Focused Ultrasound Foundation: Pre-Clinical and Clinical Research Awards (multiple opportunities)
Deadline: February 1, 2021
Category: Health Sciences; Radiology; Ultrasound,
The Foundation strives to create knowledge by funding research to accelerate the field of focused ultrasound toward the clinic and to improve patient care. Our funding supports investigators in academia and medical research disciplines around the globe and projects across various stages of research. Our Pre-Clinical Awards support early, proof-of-concept projects and animal studies aimed at either developing new therapeutic mechanisms or demonstrating pre-clinical safety or efficacy in specific disease areas. Our Clinical Trial Awards provide funding for first-in-human and other innovative clinical trials. In order to obtain funding, the proposed research must involve or advance the use of minimally or non-invasive image-guided focused ultrasound.
The Foundation funds first-in-human and other innovative clinical trials involving the use of image-guided focused ultrasound to treat diseases. Funding for clinical trials is determined through a peer-review process, and the timing and dollar amounts are determined on a case-by-case basis. Priority is given to clinical indications with a clear patient need. Application instructions and materials are provided here.
The Foundation provides funding for investigator-initiated pre-clinical or early-stage research projects through a competitive peer-reviewed application process. Applying for pre-clinical research funding is covered here.
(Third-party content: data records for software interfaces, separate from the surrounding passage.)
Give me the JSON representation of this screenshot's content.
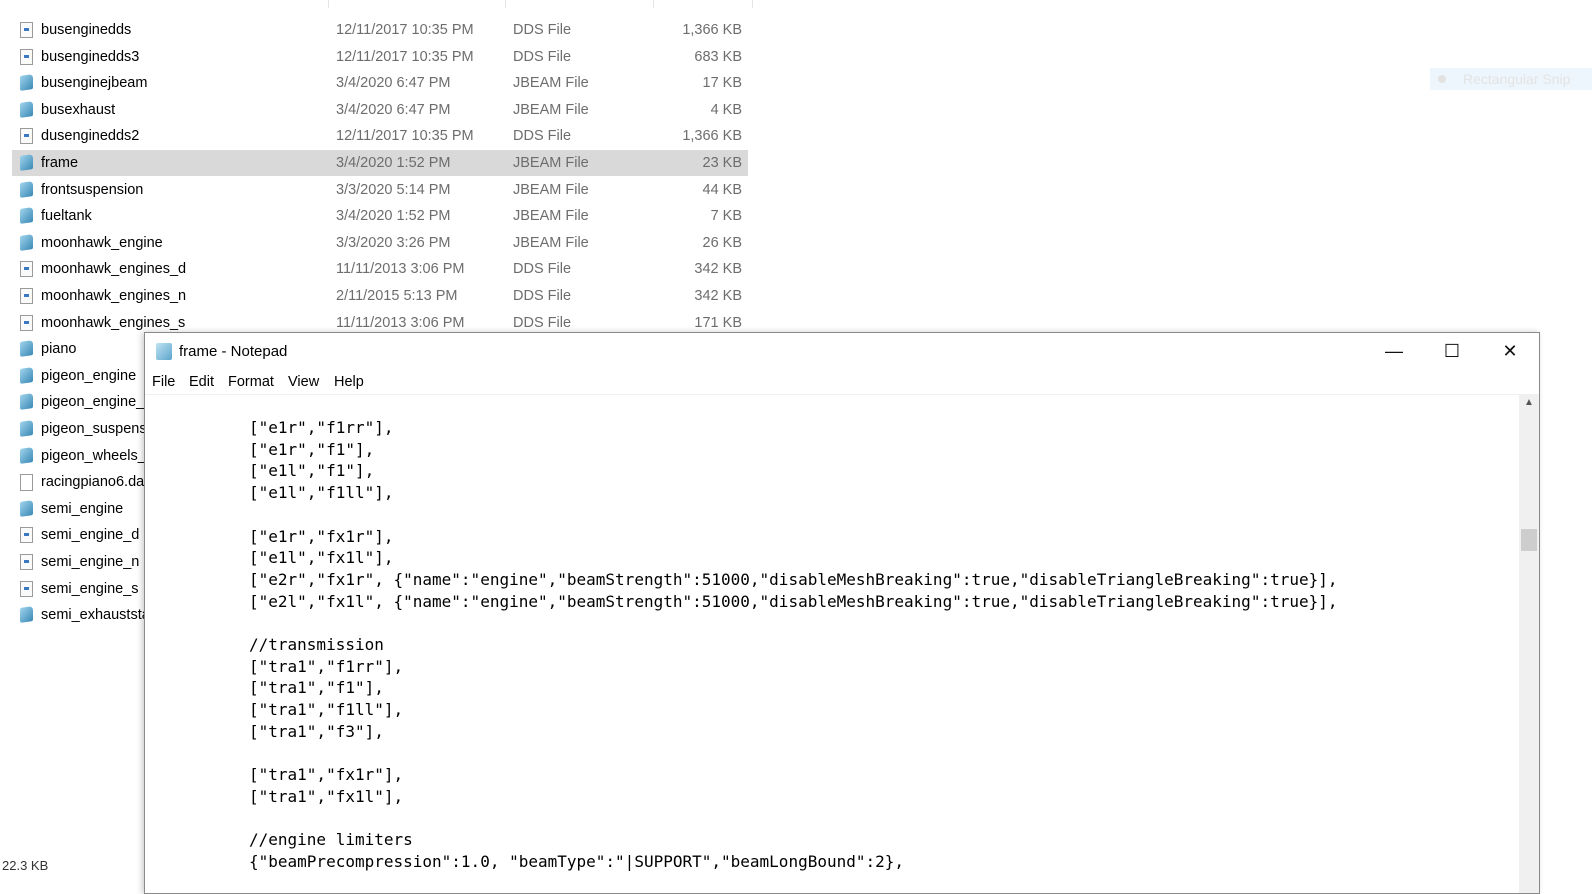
{
  "explorer": {
    "files": [
      {
        "name": "busenginedds",
        "date": "12/11/2017 10:35 PM",
        "type": "DDS File",
        "size": "1,366 KB",
        "icon": "dds-file-icon"
      },
      {
        "name": "busenginedds3",
        "date": "12/11/2017 10:35 PM",
        "type": "DDS File",
        "size": "683 KB",
        "icon": "dds-file-icon"
      },
      {
        "name": "busenginejbeam",
        "date": "3/4/2020 6:47 PM",
        "type": "JBEAM File",
        "size": "17 KB",
        "icon": "jbeam-file-icon"
      },
      {
        "name": "busexhaust",
        "date": "3/4/2020 6:47 PM",
        "type": "JBEAM File",
        "size": "4 KB",
        "icon": "jbeam-file-icon"
      },
      {
        "name": "dusenginedds2",
        "date": "12/11/2017 10:35 PM",
        "type": "DDS File",
        "size": "1,366 KB",
        "icon": "dds-file-icon"
      },
      {
        "name": "frame",
        "date": "3/4/2020 1:52 PM",
        "type": "JBEAM File",
        "size": "23 KB",
        "icon": "jbeam-file-icon",
        "selected": true
      },
      {
        "name": "frontsuspension",
        "date": "3/3/2020 5:14 PM",
        "type": "JBEAM File",
        "size": "44 KB",
        "icon": "jbeam-file-icon"
      },
      {
        "name": "fueltank",
        "date": "3/4/2020 1:52 PM",
        "type": "JBEAM File",
        "size": "7 KB",
        "icon": "jbeam-file-icon"
      },
      {
        "name": "moonhawk_engine",
        "date": "3/3/2020 3:26 PM",
        "type": "JBEAM File",
        "size": "26 KB",
        "icon": "jbeam-file-icon"
      },
      {
        "name": "moonhawk_engines_d",
        "date": "11/11/2013 3:06 PM",
        "type": "DDS File",
        "size": "342 KB",
        "icon": "dds-file-icon"
      },
      {
        "name": "moonhawk_engines_n",
        "date": "2/11/2015 5:13 PM",
        "type": "DDS File",
        "size": "342 KB",
        "icon": "dds-file-icon"
      },
      {
        "name": "moonhawk_engines_s",
        "date": "11/11/2013 3:06 PM",
        "type": "DDS File",
        "size": "171 KB",
        "icon": "dds-file-icon"
      },
      {
        "name": "piano",
        "icon": "jbeam-file-icon"
      },
      {
        "name": "pigeon_engine",
        "icon": "jbeam-file-icon"
      },
      {
        "name": "pigeon_engine_",
        "icon": "jbeam-file-icon"
      },
      {
        "name": "pigeon_suspens",
        "icon": "jbeam-file-icon"
      },
      {
        "name": "pigeon_wheels_",
        "icon": "jbeam-file-icon"
      },
      {
        "name": "racingpiano6.da",
        "icon": "blank-file-icon"
      },
      {
        "name": "semi_engine",
        "icon": "jbeam-file-icon"
      },
      {
        "name": "semi_engine_d",
        "icon": "dds-file-icon"
      },
      {
        "name": "semi_engine_n",
        "icon": "dds-file-icon"
      },
      {
        "name": "semi_engine_s",
        "icon": "dds-file-icon"
      },
      {
        "name": "semi_exhauststa",
        "icon": "jbeam-file-icon"
      }
    ],
    "status": "22.3 KB"
  },
  "snip": {
    "label": "Rectangular Snip"
  },
  "notepad": {
    "title": "frame - Notepad",
    "menu": [
      "File",
      "Edit",
      "Format",
      "View",
      "Help"
    ],
    "content": "[\"e1r\",\"f1rr\"],\n[\"e1r\",\"f1\"],\n[\"e1l\",\"f1\"],\n[\"e1l\",\"f1ll\"],\n\n[\"e1r\",\"fx1r\"],\n[\"e1l\",\"fx1l\"],\n[\"e2r\",\"fx1r\", {\"name\":\"engine\",\"beamStrength\":51000,\"disableMeshBreaking\":true,\"disableTriangleBreaking\":true}],\n[\"e2l\",\"fx1l\", {\"name\":\"engine\",\"beamStrength\":51000,\"disableMeshBreaking\":true,\"disableTriangleBreaking\":true}],\n\n//transmission\n[\"tra1\",\"f1rr\"],\n[\"tra1\",\"f1\"],\n[\"tra1\",\"f1ll\"],\n[\"tra1\",\"f3\"],\n\n[\"tra1\",\"fx1r\"],\n[\"tra1\",\"fx1l\"],\n\n//engine limiters\n{\"beamPrecompression\":1.0, \"beamType\":\"|SUPPORT\",\"beamLongBound\":2},",
    "minimize": "—",
    "maximize": "☐",
    "close": "✕"
  }
}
Our Pre-Clinical Awards Program support investigator-initiated research projects in the form of one-year awards totaling approximately $100,000, paid out in three or more installments tied to progress reports throughout the term of the project. This program typically does not fund large capital purchases, overhead or institutional expenses, and the development of new focused ultrasound equipment. Exceptions to these guiding principles may be considered if the project addresses a gating factor in the near-term development of a reimbursable clinical application. Robust scientific design is prioritized over positive results (high failure risk is acceptable), and translational projects are preferred.